What is urgently needed is a frontsurface reflector having the corrosion resistance, durability, and hardness of rhodium, coupled with the high reflectance of silver. The thought has been that a thin, impervious layer of transparent material could be deposited upon the silver to protect it from tarnish. The same idea has been applied to aluminum to increase its resistance to the corrosive action of salt-water atmospheres and to permit easier cleaning without scratching. The results to date, however, have not been satisfactory.

Undoubtedly, the most perfect reflecting surface is that which makes use of internal reflection. No film is required and the reflection is 100 per cent perfect. The designers have demonstrated great ingenuity in devising intricately-shaped pieces of glass to utilize this most perfect type of reflection for conserving light while changing direction and inverting images.

Many cases arise, however, where it is impossible to use internal reflection and recourse must be found in the next best source of reHectors, the metals. Except for sodium and potassium--excluded because of their chemical activity -silver, aluminum, and rhodium are the only ones which are being used to any great extent as reflectors.



Of these, silver is by far the best, its reflectance being about 96 percent when used as a back-surface reflector. It can also be deposited from chemical solution upon polished surfaces to give flawless mirrors. Silvering by chemical means has been for years the standard method of making mirrors and redectors, irrespective of whether they are to be used in precision optical instruments or are to be hung on the walls at home.

Unfortunately, an exposed silver surface tarnishes rapidly, so that its reflecting power is destroyed. Silver, therefore, is always used as a back-surface redector and the unused surface covered with other metallic coatings and protective paints. It is indeed unfortunate that silver tarnishes so readily, because the design of optical instruments is unduly complicated, and materials having inferior redective power must be used as front-surface reflectors.

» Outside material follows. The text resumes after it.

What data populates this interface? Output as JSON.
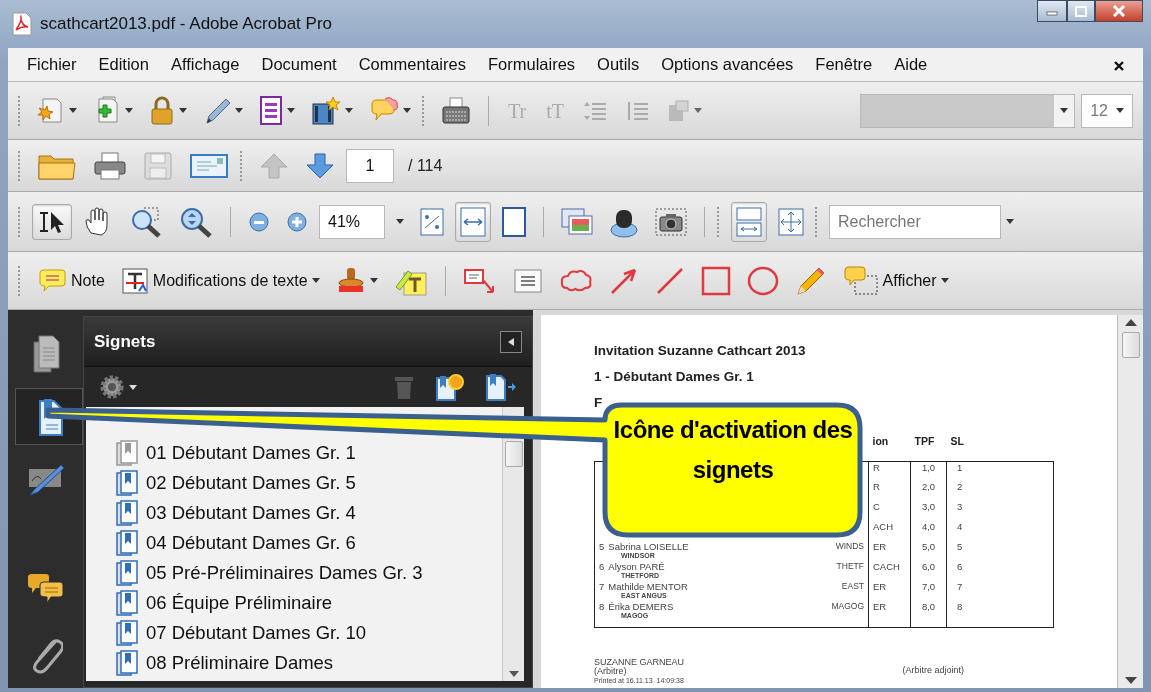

Aluminum, second to silver in reflecting power of all the known useful metals, can be used as a front-surface mirror. It has been used as the reflecting suface of astronomical telescopes for several years because of its non-tarnishability and retention of reflecting power. Its re flectance, however, is only 89 percent, and this low figure excludes it from use in instruments which must have the highest possible transmission. Its softness, which introduces difficulties in cleaning with scratching, and its susceptibility to rapid deterioration in saltwater or salt-water atmosphere further restricts its use to enclosed locations where it is protected from mechanical abuse and atmospheric conditions.

The need for a front-surface reflector which is very hard and possesses excellent resistance to abrasion and chemical corrosion has been found in nlms of metallic rhodium. The result has been obtained at considerable sacrifice of reflectance, however, for 75 per cent is about the maximum. Rhodium plating of metallic objects came into commercial use ten to fifteen years ago, but its application to optical elements was largely a development of the wartime years. However, for some time Heyer-Schultz, Inc., had been making an all-metal, rhodium-plated reflector for motionpicture projectors.

Rhodium is also used as the reflecting surface in large searchlights, because of its hardness and resistance to corrosion.

THE SILVER IS DEPOSITED by a continuous flow of the silvering solution (frequently with ommoniacal silver nitrate as the base) over the backs of the reflectors so as to insure a uniform and brilliant reflecting surface. Following the silvering, the reflector receives a heavily electroplated coating of copper to protect the silver from scratches and other forms of physical damage and to prevent the tarnishing of an exposed silver surface.
1945 Theatre Catalog, 4th Edition, Page 321